What you should do: Copy every line of the data that includes the string "JSON".

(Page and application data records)
= Beginning of Section =

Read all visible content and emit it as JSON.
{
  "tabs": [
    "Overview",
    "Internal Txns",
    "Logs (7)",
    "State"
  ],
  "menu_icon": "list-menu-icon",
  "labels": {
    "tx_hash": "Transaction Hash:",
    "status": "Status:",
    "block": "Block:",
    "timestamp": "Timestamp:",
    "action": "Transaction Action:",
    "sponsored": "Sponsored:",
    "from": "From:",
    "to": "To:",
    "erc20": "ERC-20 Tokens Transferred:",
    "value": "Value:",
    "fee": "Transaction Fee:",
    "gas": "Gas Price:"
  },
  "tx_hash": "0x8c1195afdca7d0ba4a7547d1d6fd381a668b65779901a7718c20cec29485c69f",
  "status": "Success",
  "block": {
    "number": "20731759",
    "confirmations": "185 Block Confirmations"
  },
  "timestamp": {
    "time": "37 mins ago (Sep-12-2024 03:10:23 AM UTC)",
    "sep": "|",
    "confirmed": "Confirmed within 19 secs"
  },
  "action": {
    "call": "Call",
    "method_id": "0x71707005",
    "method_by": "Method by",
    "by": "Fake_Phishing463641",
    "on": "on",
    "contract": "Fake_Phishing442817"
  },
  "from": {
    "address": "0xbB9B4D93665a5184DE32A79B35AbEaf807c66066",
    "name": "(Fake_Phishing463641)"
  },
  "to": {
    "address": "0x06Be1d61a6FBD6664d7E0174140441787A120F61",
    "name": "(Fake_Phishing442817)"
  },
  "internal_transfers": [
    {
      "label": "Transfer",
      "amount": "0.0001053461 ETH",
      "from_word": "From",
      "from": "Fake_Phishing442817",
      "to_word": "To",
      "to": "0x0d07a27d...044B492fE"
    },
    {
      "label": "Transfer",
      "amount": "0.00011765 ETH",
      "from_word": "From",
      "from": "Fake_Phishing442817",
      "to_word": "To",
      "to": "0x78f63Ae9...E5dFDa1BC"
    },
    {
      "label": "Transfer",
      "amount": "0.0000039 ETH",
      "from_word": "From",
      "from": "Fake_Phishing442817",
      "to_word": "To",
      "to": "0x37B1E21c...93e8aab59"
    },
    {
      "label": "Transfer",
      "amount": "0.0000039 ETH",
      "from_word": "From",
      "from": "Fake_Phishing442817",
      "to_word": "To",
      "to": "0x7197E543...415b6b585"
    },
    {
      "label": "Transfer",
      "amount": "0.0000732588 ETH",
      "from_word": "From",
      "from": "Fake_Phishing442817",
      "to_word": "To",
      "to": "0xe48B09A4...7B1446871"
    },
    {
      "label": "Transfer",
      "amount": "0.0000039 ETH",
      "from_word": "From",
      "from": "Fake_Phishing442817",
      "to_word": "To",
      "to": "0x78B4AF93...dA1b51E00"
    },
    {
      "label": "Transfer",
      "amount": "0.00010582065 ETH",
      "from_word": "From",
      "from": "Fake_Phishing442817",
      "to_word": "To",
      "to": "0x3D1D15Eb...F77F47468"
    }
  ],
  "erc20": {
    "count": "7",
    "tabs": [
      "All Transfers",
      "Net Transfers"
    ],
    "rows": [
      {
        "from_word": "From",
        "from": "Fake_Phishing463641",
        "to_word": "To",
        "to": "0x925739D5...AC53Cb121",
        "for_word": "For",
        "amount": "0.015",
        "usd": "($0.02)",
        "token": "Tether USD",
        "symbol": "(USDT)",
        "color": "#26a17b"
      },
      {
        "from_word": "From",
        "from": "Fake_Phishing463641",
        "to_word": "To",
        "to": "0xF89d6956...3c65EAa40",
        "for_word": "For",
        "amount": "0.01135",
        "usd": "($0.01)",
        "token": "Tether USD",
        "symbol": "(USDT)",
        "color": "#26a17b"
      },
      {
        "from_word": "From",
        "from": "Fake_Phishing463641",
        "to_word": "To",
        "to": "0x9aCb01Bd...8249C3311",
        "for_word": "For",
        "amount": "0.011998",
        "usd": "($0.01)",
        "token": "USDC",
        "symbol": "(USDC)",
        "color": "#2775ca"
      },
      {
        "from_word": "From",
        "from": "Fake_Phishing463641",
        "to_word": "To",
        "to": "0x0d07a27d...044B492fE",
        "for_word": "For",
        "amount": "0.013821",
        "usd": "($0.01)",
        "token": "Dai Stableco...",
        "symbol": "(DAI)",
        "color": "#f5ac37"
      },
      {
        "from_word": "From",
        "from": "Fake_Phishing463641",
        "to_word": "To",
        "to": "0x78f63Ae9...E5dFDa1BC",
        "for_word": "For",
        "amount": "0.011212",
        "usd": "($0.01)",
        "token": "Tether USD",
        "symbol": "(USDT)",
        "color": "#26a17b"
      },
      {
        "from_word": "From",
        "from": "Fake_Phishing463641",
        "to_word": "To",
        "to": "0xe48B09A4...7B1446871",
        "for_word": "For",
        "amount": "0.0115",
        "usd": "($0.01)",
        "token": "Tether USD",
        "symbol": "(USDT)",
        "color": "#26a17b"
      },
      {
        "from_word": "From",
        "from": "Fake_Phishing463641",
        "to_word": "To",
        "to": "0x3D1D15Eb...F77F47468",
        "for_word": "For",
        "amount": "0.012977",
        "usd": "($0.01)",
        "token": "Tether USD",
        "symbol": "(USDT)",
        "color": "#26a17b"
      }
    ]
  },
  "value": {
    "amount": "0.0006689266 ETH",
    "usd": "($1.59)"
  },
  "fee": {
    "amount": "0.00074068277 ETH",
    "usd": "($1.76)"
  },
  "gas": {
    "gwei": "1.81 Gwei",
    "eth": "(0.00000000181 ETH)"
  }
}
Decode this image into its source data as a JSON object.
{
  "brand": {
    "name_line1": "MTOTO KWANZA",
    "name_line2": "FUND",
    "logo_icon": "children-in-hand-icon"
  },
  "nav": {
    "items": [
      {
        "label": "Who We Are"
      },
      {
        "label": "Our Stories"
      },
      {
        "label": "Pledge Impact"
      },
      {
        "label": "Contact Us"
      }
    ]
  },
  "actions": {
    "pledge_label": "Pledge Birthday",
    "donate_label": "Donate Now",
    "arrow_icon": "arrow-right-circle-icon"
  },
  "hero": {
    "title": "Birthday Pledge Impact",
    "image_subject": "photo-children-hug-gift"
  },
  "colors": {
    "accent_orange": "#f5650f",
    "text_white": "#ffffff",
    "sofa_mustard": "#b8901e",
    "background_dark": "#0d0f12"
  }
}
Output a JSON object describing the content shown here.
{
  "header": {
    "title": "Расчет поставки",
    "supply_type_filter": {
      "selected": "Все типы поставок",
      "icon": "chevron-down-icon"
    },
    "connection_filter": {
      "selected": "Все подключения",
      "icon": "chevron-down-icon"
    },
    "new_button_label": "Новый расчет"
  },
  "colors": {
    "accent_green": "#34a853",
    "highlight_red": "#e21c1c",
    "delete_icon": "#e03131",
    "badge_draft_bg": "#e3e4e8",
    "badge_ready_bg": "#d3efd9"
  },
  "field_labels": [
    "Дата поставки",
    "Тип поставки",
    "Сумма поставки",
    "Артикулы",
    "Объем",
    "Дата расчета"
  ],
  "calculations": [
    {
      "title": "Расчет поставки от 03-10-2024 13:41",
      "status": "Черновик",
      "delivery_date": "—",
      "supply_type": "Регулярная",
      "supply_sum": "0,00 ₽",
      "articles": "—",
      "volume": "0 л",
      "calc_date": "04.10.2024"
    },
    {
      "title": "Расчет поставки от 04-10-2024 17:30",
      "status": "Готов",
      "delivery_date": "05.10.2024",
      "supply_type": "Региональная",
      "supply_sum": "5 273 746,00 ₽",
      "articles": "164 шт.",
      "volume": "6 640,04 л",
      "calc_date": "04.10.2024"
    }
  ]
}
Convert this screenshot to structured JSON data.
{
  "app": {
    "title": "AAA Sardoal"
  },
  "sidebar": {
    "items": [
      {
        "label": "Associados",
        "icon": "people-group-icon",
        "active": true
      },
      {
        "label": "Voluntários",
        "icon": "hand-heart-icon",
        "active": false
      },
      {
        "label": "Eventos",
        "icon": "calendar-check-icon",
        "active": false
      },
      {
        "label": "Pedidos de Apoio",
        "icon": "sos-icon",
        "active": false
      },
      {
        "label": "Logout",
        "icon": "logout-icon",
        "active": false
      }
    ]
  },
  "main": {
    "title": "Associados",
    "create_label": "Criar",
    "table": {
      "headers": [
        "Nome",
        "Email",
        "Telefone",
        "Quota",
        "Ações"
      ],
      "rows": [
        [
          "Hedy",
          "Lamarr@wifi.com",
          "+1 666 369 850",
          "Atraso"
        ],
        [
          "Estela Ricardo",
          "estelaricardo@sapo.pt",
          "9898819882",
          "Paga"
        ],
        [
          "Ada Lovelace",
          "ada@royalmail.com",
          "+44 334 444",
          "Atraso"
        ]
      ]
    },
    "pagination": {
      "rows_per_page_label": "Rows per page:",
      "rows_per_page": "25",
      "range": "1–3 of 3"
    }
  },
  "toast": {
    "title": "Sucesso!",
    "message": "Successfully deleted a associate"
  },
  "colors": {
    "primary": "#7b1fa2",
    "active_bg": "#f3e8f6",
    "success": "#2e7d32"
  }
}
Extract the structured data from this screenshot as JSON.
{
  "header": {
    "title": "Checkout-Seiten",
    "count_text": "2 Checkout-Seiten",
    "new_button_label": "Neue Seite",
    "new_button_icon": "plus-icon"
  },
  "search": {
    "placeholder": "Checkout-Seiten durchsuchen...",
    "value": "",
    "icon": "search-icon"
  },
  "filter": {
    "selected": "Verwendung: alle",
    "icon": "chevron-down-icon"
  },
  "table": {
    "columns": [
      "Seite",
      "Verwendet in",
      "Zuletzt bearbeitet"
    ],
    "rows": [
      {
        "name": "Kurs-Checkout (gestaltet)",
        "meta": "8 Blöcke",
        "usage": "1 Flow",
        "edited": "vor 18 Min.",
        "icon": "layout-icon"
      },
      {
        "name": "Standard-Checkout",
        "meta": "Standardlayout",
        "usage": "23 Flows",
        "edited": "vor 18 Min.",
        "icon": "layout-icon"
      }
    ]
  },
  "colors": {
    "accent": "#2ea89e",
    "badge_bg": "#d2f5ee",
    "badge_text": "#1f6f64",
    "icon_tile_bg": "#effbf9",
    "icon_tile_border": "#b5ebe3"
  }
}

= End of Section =

Output:
Read all visible content and emit it as JSON.
Decode this image into its source data as a JSON object.
Output a JSON object describing the content shown here.
Convert this screenshot to structured JSON data.
Extract the structured data from this screenshot as JSON.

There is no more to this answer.